That night, I finished the book myself. And I wished I’d read it sooner — before we got our kids, for example. In this story, two veteran and elderly parents welcome two “trouble twins” from the local children’s home into their home, and give a fresh start. In these pages, I was reminded how a little kindness and understanding can form a lasting bond of love, and start the healing process for a child wounded by parents who were less than extraordinary.

Thanks, Mrs. Creech, for this timely reminder.

Miracle Monday: “My Sister Alicia May” Reviewed by Leticia Velasquez

sisteralicia_largeMy Sister Alicia May
Written by Nancy Tupper Ling
Illustrated by Shennen Bersani
Pleasant St. Press 2009

My friend Leticia sent me this review, which was published on “Catholic Media Review.” This children’s book is about the big sister of a Down syndrome child, Alicia May. It reads in part:

Sister relationships are complex and beautiful things. When one of the sisters has special needs, the relationship may seem one sided; often the focus is on the special sister, and this is a mixed blessing. The typical sister learns to give more of herself and put up with more than most sisters do, growing emotionally beyond her peers, yet there are days when she runs short of patience for her demanding sister. “My Sister Alicia May” describes this unique relationship with a unique blend of candor and tenderness.

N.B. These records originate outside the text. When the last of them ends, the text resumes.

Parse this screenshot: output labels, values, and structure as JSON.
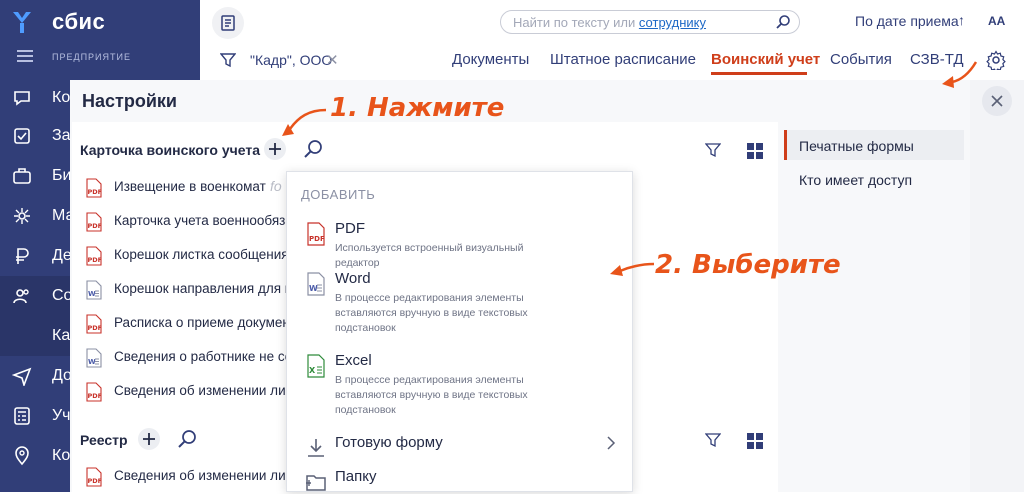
{
  "brand": {
    "name": "сбис",
    "org": "ПРЕДПРИЯТИЕ"
  },
  "sidebar": {
    "items": [
      {
        "label": "Ко",
        "icon": "chat-icon"
      },
      {
        "label": "За",
        "icon": "tasks-icon"
      },
      {
        "label": "Би",
        "icon": "briefcase-icon"
      },
      {
        "label": "Ма",
        "icon": "marketing-icon"
      },
      {
        "label": "Де",
        "icon": "money-icon"
      },
      {
        "label": "Со",
        "icon": "people-icon"
      },
      {
        "label": "Ка",
        "icon": ""
      },
      {
        "label": "До",
        "icon": "send-icon"
      },
      {
        "label": "Уч",
        "icon": "calculator-icon"
      },
      {
        "label": "Ко",
        "icon": "location-icon"
      }
    ]
  },
  "header": {
    "search_placeholder": "Найти по тексту или",
    "search_link": "сотруднику",
    "sort_label": "По дате приема",
    "sort_arrow": "↑",
    "font_size_label": "АА",
    "filter_value": "\"Кадр\", ООО",
    "filter_clear": "✕",
    "tabs": [
      {
        "label": "Документы"
      },
      {
        "label": "Штатное расписание"
      },
      {
        "label": "Воинский учет"
      },
      {
        "label": "События"
      },
      {
        "label": "СЗВ-ТД"
      }
    ]
  },
  "settings": {
    "title": "Настройки",
    "section1": {
      "title": "Карточка воинского учета",
      "items": [
        {
          "label": "Извещение в военкомат",
          "type": "pdf"
        },
        {
          "label": "Карточка учета военнообязанного",
          "type": "pdf"
        },
        {
          "label": "Корешок листка сообщения",
          "type": "pdf"
        },
        {
          "label": "Корешок направления для п",
          "type": "word"
        },
        {
          "label": "Расписка о приеме документов",
          "type": "pdf"
        },
        {
          "label": "Сведения о работнике не со",
          "type": "word"
        },
        {
          "label": "Сведения об изменении лич",
          "type": "pdf"
        }
      ]
    },
    "section2": {
      "title": "Реестр",
      "items": [
        {
          "label": "Сведения об изменении лич",
          "type": "pdf"
        }
      ]
    },
    "right_menu": [
      {
        "label": "Печатные формы",
        "active": true
      },
      {
        "label": "Кто имеет доступ",
        "active": false
      }
    ],
    "ghost_text": "fo"
  },
  "dropdown": {
    "title": "ДОБАВИТЬ",
    "items": [
      {
        "label": "PDF",
        "desc": "Используется встроенный визуальный редактор",
        "icon": "pdf-file-icon"
      },
      {
        "label": "Word",
        "desc": "В процессе редактирования элементы вставляются вручную в виде текстовых подстановок",
        "icon": "word-file-icon"
      },
      {
        "label": "Excel",
        "desc": "В процессе редактирования элементы вставляются вручную в виде текстовых подстановок",
        "icon": "excel-file-icon"
      },
      {
        "label": "Готовую форму",
        "desc": "",
        "icon": "download-icon"
      },
      {
        "label": "Папку",
        "desc": "",
        "icon": "folder-icon"
      }
    ]
  },
  "annotations": {
    "step1": "1. Нажмите",
    "step2": "2. Выберите"
  },
  "colors": {
    "sidebar": "#313E78",
    "accent": "#cf3e1a",
    "annotation": "#e8541a",
    "pdf": "#c8322a",
    "word": "#4a5aa8",
    "excel": "#2e8b3a"
  }
}
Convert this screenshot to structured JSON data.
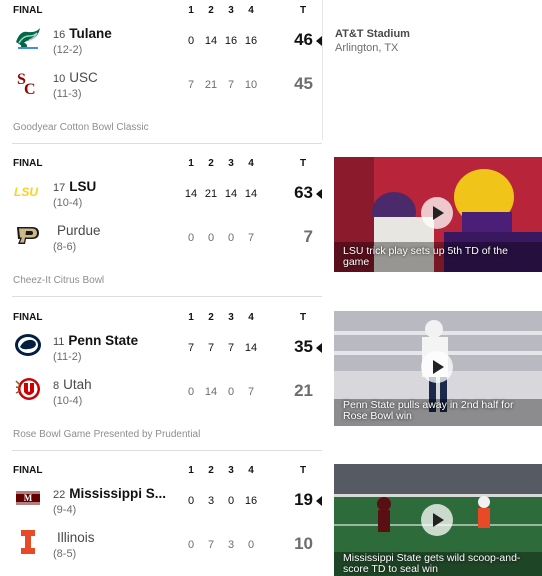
{
  "quarter_headers": [
    "1",
    "2",
    "3",
    "4"
  ],
  "total_header": "T",
  "games": [
    {
      "status": "FINAL",
      "bowl": "Goodyear Cotton Bowl Classic",
      "venue": {
        "name": "AT&T Stadium",
        "location": "Arlington, TX"
      },
      "teams": [
        {
          "rank": "16",
          "name": "Tulane",
          "record": "(12-2)",
          "scores": [
            "0",
            "14",
            "16",
            "16"
          ],
          "total": "46",
          "winner": true,
          "logo_icon": "tulane-wave-logo",
          "color": "#006747"
        },
        {
          "rank": "10",
          "name": "USC",
          "record": "(11-3)",
          "scores": [
            "7",
            "21",
            "7",
            "10"
          ],
          "total": "45",
          "winner": false,
          "logo_icon": "usc-sc-logo",
          "color": "#990000"
        }
      ]
    },
    {
      "status": "FINAL",
      "bowl": "Cheez-It Citrus Bowl",
      "video_caption": "LSU trick play sets up 5th TD of the game",
      "teams": [
        {
          "rank": "17",
          "name": "LSU",
          "record": "(10-4)",
          "scores": [
            "14",
            "21",
            "14",
            "14"
          ],
          "total": "63",
          "winner": true,
          "logo_icon": "lsu-logo",
          "color": "#FDD023"
        },
        {
          "rank": "",
          "name": "Purdue",
          "record": "(8-6)",
          "scores": [
            "0",
            "0",
            "0",
            "7"
          ],
          "total": "7",
          "winner": false,
          "logo_icon": "purdue-p-logo",
          "color": "#CEB888"
        }
      ]
    },
    {
      "status": "FINAL",
      "bowl": "Rose Bowl Game Presented by Prudential",
      "video_caption": "Penn State pulls away in 2nd half for Rose Bowl win",
      "teams": [
        {
          "rank": "11",
          "name": "Penn State",
          "record": "(11-2)",
          "scores": [
            "7",
            "7",
            "7",
            "14"
          ],
          "total": "35",
          "winner": true,
          "logo_icon": "penn-state-lion-logo",
          "color": "#041E42"
        },
        {
          "rank": "8",
          "name": "Utah",
          "record": "(10-4)",
          "scores": [
            "0",
            "14",
            "0",
            "7"
          ],
          "total": "21",
          "winner": false,
          "logo_icon": "utah-u-logo",
          "color": "#CC0000"
        }
      ]
    },
    {
      "status": "FINAL",
      "bowl": "",
      "video_caption": "Mississippi State gets wild scoop-and-score TD to seal win",
      "teams": [
        {
          "rank": "22",
          "name": "Mississippi S...",
          "record": "(9-4)",
          "scores": [
            "0",
            "3",
            "0",
            "16"
          ],
          "total": "19",
          "winner": true,
          "logo_icon": "mississippi-state-logo",
          "color": "#660000"
        },
        {
          "rank": "",
          "name": "Illinois",
          "record": "(8-5)",
          "scores": [
            "0",
            "7",
            "3",
            "0"
          ],
          "total": "10",
          "winner": false,
          "logo_icon": "illinois-i-logo",
          "color": "#E84A27"
        }
      ]
    }
  ]
}
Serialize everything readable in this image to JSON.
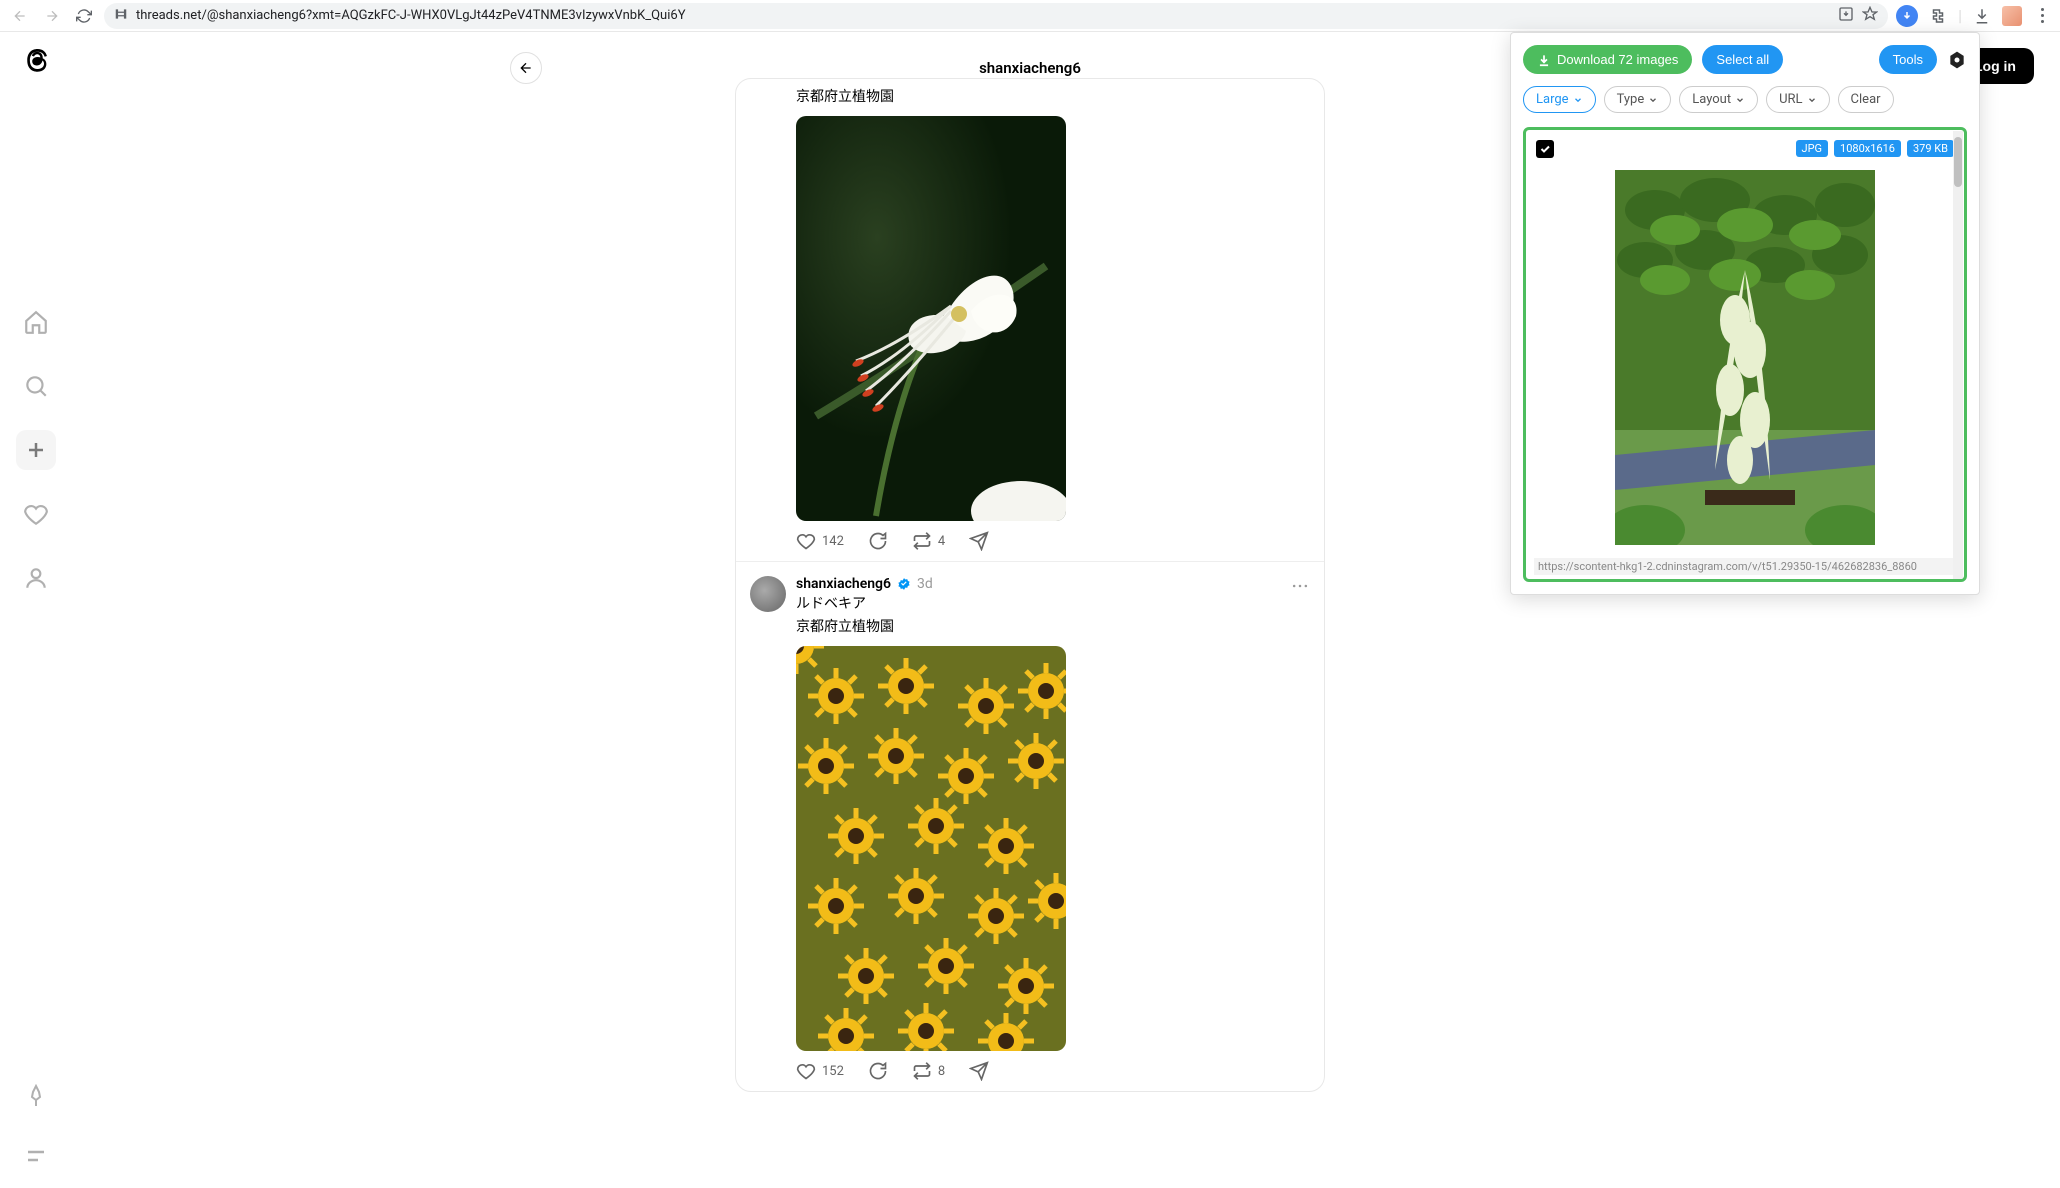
{
  "browser": {
    "url": "threads.net/@shanxiacheng6?xmt=AQGzkFC-J-WHX0VLgJt44zPeV4TNME3vIzywxVnbK_Qui6Y"
  },
  "header": {
    "username": "shanxiacheng6",
    "login": "Log in"
  },
  "posts": [
    {
      "location": "京都府立植物園",
      "likes": "142",
      "reposts": "4"
    },
    {
      "user": "shanxiacheng6",
      "time": "3d",
      "caption": "ルドベキア",
      "location": "京都府立植物園",
      "likes": "152",
      "reposts": "8"
    }
  ],
  "ext": {
    "download": "Download 72 images",
    "selectall": "Select all",
    "tools": "Tools",
    "filters": {
      "large": "Large",
      "type": "Type",
      "layout": "Layout",
      "url": "URL",
      "clear": "Clear"
    },
    "badges": {
      "format": "JPG",
      "dims": "1080x1616",
      "size": "379 KB"
    },
    "item_url": "https://scontent-hkg1-2.cdninstagram.com/v/t51.29350-15/462682836_8860"
  }
}
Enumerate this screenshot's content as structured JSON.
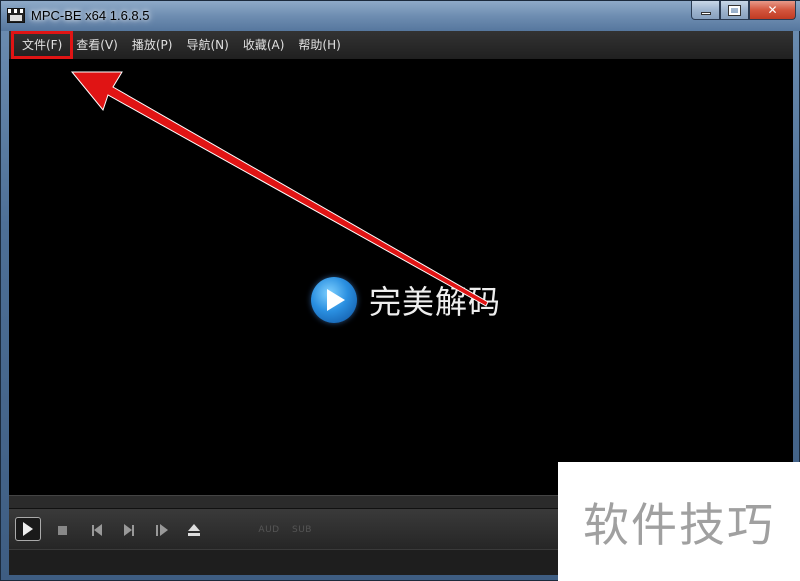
{
  "window": {
    "title": "MPC-BE x64 1.6.8.5",
    "controls": {
      "minimize": "",
      "maximize": "",
      "close": "✕"
    }
  },
  "menubar": {
    "items": [
      {
        "label": "文件(F)",
        "highlighted": true
      },
      {
        "label": "查看(V)"
      },
      {
        "label": "播放(P)"
      },
      {
        "label": "导航(N)"
      },
      {
        "label": "收藏(A)"
      },
      {
        "label": "帮助(H)"
      }
    ]
  },
  "video": {
    "logo_text": "完美解码"
  },
  "toolbar": {
    "audio_label": "AUD",
    "subtitle_label": "SUB"
  },
  "watermark": {
    "text": "软件技巧"
  },
  "annotation": {
    "color": "#e01414"
  }
}
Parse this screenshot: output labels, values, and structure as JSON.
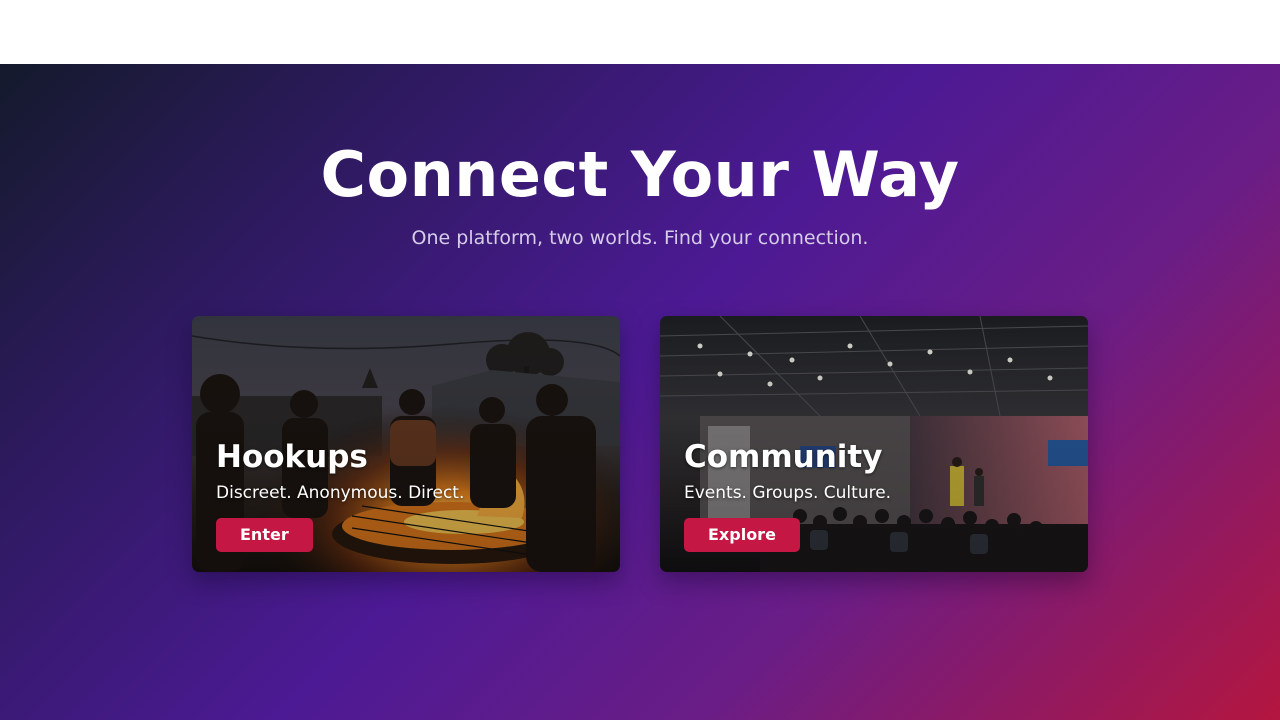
{
  "hero": {
    "title": "Connect Your Way",
    "subtitle": "One platform, two worlds. Find your connection."
  },
  "cards": [
    {
      "title": "Hookups",
      "description": "Discreet. Anonymous. Direct.",
      "button_label": "Enter",
      "image": "people-grilling-at-dusk-photo"
    },
    {
      "title": "Community",
      "description": "Events. Groups. Culture.",
      "button_label": "Explore",
      "image": "community-event-hall-photo"
    }
  ],
  "colors": {
    "button": "#c41744",
    "gradient_start": "#141a2c",
    "gradient_mid": "#4c1a94",
    "gradient_end": "#b4163f",
    "text": "#ffffff"
  }
}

Siblings of children with special needs so often have to cope with “big feelings” — and overwhelmed parents, intent on tending to the needs of their “special blessing,” don’t always think about how to address these feelings. This book is a good start to starting that dialogue!